For every line in the material, output its text exactly and exclude any image it holds.

===== GIVEN ENTRIES =====

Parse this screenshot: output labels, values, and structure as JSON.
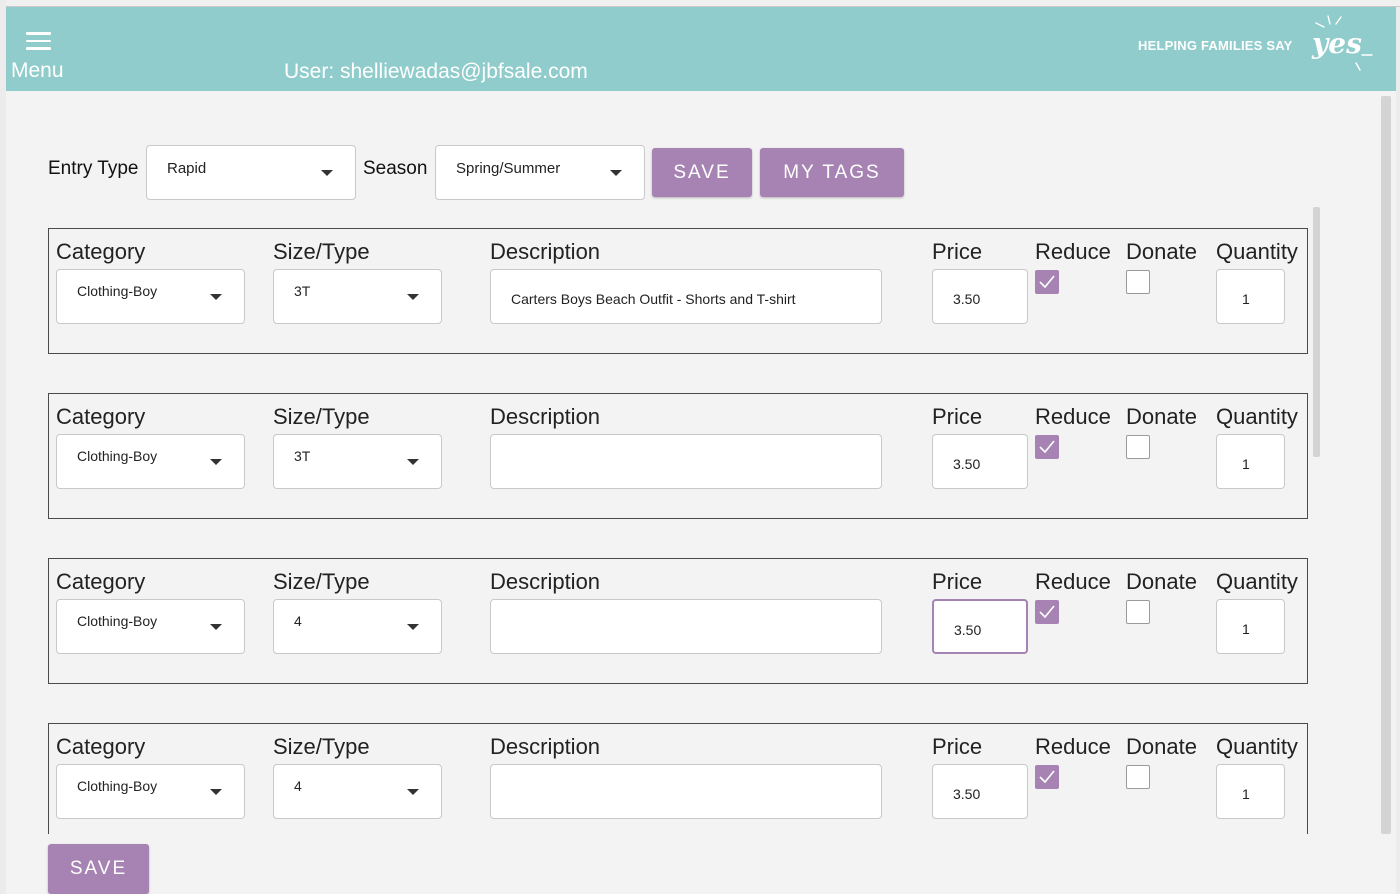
{
  "header": {
    "menu_label": "Menu",
    "user_label": "User: shelliewadas@jbfsale.com",
    "brand_text": "HELPING FAMILIES SAY",
    "brand_word": "yes"
  },
  "toolbar": {
    "entry_type_label": "Entry Type",
    "entry_type_value": "Rapid",
    "season_label": "Season",
    "season_value": "Spring/Summer",
    "save_label": "SAVE",
    "my_tags_label": "MY TAGS"
  },
  "field_labels": {
    "category": "Category",
    "size_type": "Size/Type",
    "description": "Description",
    "price": "Price",
    "reduce": "Reduce",
    "donate": "Donate",
    "quantity": "Quantity"
  },
  "items": [
    {
      "category": "Clothing-Boy",
      "size": "3T",
      "description": "Carters Boys Beach Outfit - Shorts and T-shirt",
      "price": "3.50",
      "reduce": true,
      "donate": false,
      "quantity": "1"
    },
    {
      "category": "Clothing-Boy",
      "size": "3T",
      "description": "",
      "price": "3.50",
      "reduce": true,
      "donate": false,
      "quantity": "1"
    },
    {
      "category": "Clothing-Boy",
      "size": "4",
      "description": "",
      "price": "3.50",
      "reduce": true,
      "donate": false,
      "quantity": "1",
      "focused": true
    },
    {
      "category": "Clothing-Boy",
      "size": "4",
      "description": "",
      "price": "3.50",
      "reduce": true,
      "donate": false,
      "quantity": "1"
    }
  ],
  "footer": {
    "save_label": "SAVE"
  },
  "colors": {
    "header_bg": "#8fcccb",
    "accent": "#a683b2"
  }
}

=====

ANSWER BELOW —
Parse this screenshot: output labels, values, and structure as JSON.
{
  "header": {
    "menu_label": "Menu",
    "user_label": "User: shelliewadas@jbfsale.com",
    "brand_text": "HELPING FAMILIES SAY",
    "brand_word": "yes"
  },
  "toolbar": {
    "entry_type_label": "Entry Type",
    "entry_type_value": "Rapid",
    "season_label": "Season",
    "season_value": "Spring/Summer",
    "save_label": "SAVE",
    "my_tags_label": "MY TAGS"
  },
  "field_labels": {
    "category": "Category",
    "size_type": "Size/Type",
    "description": "Description",
    "price": "Price",
    "reduce": "Reduce",
    "donate": "Donate",
    "quantity": "Quantity"
  },
  "items": [
    {
      "category": "Clothing-Boy",
      "size": "3T",
      "description": "Carters Boys Beach Outfit - Shorts and T-shirt",
      "price": "3.50",
      "reduce": true,
      "donate": false,
      "quantity": "1"
    },
    {
      "category": "Clothing-Boy",
      "size": "3T",
      "description": "",
      "price": "3.50",
      "reduce": true,
      "donate": false,
      "quantity": "1"
    },
    {
      "category": "Clothing-Boy",
      "size": "4",
      "description": "",
      "price": "3.50",
      "reduce": true,
      "donate": false,
      "quantity": "1",
      "focused": true
    },
    {
      "category": "Clothing-Boy",
      "size": "4",
      "description": "",
      "price": "3.50",
      "reduce": true,
      "donate": false,
      "quantity": "1"
    }
  ],
  "footer": {
    "save_label": "SAVE"
  },
  "colors": {
    "header_bg": "#8fcccb",
    "accent": "#a683b2"
  }
}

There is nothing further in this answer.